Turnage was sitting in front of a video camera in Holland, ready to listen to a Miami Beach rehearsal of his Dispelling the Fears, and what was being ''carried'' was his live image, which would play on a giant video screen behind the conductor's podium.

With this move, the New World Symphony just got newer, using the break-through technology of Internet2, a communications sytem that moves data 200,000 times faster than the average modem and 1,000 times faster than broadband.

On Wednesday night, the New World Symphony had experimented with a violin class by a New World fellow via Internet2 with a student in Beijing 8,075 miles away.

Then Thursday morning, New World upped the ante with the rehearsal of Turnage's piece, conducted by Stefan Asbury in Miami Beach. Internet2, which allows high-definition image and CD quality sound, put composer and musicians in the same virtual space.

Mozart, Beethoven and practically all classical composers conducted their own works. Internet2 is a step in restoring the composer's role in our era of globalization.

Before the rehearsal, composer Turnage and conductor Asbury used Internet2 for video conferencing. Asbury was curious about Turnage's use of muted trumpets and if that was a direct reference to Miles Davis (it was), and wanted to know if Turnage approved of how he had placed the trumpets (he did).

However, after Turnage was ''carried'' down to the theater, the composer, now seeing and hearing the orchestra, did ask Asbury to move the trumpets, which indeed sounded like Miles, closer to the front.

Most of the time Turnage was a pensive, Buddah-like figure hovering above the orchestra, asking only for minor adjustments. Asbury did his job, telling instruments to modify their approach. At one point he asked for a sound ''like a tape being played backward'' -- this is a very modern piece.

Michael Tilson Thomas was the visionary who placed New World Symphony at the cutting edge of technology when he began experimenting with the new medium in 2000. The orchestra's new campus will be wired for Internet2, which, unlike the original Internet, is carried by a propietary non-profit network.

The genie in the bottle is Thomas Snook, New World's chief technology officer, the leading authority in this new medium.

''The Beijing connection yesterday [Wednesday] was better,'' Snook said apologetically about some glitches, like echoes, on Thursday. Research was underway to eliminate undesirable echoes, Snook went on, and, to diminish latency, the lag between the sound and its arrival. Not that it's huge. ''With satellite technology, the delay is between 30 seconds and a minute. With Internet2, the delay is 100 milliseconds,'' Snook said.

Will a time come when a conductor can lead an orchestra in virtual space? Or when two musicians miles apart can play together?

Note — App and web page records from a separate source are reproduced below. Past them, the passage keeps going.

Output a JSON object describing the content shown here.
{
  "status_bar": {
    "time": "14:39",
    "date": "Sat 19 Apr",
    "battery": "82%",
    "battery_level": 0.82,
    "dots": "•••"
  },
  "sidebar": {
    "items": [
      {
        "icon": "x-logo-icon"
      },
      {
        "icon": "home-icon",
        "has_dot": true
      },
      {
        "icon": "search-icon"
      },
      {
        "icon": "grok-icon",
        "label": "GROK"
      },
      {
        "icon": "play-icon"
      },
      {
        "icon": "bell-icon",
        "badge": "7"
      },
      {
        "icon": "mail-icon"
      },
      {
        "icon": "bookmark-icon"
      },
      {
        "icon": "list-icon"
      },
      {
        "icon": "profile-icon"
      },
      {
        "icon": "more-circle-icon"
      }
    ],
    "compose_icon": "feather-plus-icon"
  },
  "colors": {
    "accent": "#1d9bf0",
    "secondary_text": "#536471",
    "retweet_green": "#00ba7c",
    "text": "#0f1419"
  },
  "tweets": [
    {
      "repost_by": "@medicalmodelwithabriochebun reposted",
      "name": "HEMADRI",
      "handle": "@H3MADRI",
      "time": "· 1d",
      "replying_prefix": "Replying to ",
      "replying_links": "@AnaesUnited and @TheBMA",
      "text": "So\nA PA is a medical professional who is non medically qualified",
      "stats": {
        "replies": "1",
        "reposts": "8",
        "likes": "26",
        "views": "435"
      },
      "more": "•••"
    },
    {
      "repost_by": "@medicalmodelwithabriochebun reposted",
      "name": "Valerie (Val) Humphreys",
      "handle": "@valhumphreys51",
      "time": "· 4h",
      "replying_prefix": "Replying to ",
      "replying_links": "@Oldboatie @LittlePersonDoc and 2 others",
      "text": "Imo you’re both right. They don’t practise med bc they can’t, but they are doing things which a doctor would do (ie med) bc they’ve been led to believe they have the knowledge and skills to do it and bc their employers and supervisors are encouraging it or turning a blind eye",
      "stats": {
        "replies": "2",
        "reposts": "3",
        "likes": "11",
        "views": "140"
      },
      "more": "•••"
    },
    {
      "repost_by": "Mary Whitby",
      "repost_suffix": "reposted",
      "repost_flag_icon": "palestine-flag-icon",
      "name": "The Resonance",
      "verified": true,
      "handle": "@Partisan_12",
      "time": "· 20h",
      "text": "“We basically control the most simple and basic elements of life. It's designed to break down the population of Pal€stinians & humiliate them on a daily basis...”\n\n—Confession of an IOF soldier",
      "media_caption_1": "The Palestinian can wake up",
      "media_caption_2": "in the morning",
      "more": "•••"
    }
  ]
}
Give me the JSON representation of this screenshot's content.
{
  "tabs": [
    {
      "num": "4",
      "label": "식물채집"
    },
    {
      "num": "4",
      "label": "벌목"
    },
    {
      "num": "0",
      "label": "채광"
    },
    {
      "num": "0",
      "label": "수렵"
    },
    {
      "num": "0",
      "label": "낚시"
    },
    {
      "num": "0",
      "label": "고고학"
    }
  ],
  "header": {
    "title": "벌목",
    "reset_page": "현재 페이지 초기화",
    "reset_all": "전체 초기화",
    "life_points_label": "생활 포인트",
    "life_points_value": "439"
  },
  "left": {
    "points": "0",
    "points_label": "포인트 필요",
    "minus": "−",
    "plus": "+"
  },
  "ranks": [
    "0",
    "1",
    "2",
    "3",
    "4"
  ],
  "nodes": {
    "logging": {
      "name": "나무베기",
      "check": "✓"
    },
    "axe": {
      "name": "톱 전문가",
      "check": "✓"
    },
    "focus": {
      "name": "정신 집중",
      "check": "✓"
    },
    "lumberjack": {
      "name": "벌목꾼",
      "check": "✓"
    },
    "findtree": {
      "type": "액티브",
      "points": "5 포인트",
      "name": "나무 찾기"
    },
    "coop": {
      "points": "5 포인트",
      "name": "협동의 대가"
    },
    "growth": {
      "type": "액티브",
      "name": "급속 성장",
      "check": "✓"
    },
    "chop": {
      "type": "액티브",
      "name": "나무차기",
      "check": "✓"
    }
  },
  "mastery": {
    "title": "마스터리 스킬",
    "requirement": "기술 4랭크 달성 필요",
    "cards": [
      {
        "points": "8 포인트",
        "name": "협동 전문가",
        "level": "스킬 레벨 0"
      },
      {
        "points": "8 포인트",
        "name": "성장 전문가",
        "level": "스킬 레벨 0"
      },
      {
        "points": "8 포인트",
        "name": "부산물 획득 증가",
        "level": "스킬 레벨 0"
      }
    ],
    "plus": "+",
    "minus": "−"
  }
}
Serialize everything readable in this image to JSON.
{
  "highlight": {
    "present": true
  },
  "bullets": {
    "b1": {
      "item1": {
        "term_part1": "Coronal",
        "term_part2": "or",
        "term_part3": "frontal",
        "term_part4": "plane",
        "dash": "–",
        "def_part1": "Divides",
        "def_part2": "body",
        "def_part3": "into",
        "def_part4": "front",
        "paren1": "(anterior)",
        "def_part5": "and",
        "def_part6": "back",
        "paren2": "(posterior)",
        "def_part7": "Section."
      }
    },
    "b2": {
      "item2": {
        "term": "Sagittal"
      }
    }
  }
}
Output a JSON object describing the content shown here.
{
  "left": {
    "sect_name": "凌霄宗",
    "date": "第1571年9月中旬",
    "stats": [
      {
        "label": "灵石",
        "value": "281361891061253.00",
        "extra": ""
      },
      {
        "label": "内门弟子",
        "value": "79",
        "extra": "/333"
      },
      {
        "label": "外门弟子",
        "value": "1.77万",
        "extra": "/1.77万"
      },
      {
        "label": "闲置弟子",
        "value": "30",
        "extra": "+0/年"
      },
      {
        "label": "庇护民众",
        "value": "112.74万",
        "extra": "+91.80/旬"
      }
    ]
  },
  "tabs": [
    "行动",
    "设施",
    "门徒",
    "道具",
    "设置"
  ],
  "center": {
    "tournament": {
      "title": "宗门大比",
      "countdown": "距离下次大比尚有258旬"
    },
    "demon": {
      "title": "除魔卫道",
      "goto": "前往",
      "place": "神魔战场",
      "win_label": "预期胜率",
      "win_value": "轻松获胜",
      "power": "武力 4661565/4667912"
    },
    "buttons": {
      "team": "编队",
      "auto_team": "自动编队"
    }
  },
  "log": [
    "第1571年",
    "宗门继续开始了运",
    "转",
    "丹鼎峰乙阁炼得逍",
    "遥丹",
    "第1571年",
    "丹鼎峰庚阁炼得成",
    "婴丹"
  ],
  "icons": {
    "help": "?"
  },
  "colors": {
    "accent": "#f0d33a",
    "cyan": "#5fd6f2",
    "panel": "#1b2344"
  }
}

''Michael Tilson Thomas conducted an experiment connecting musicians in Miami and New York's Columbia University,'' Snook said. The conductor was far from satisfied. Snook explained that it takes 10 milliseconds for the signal to travel between Miami and New York. ``At the University of Southern California they discovered that if musicians know what the latency is, they can compensate for it.

``In short, the answer to the question is: potentially yes, depending on the music.''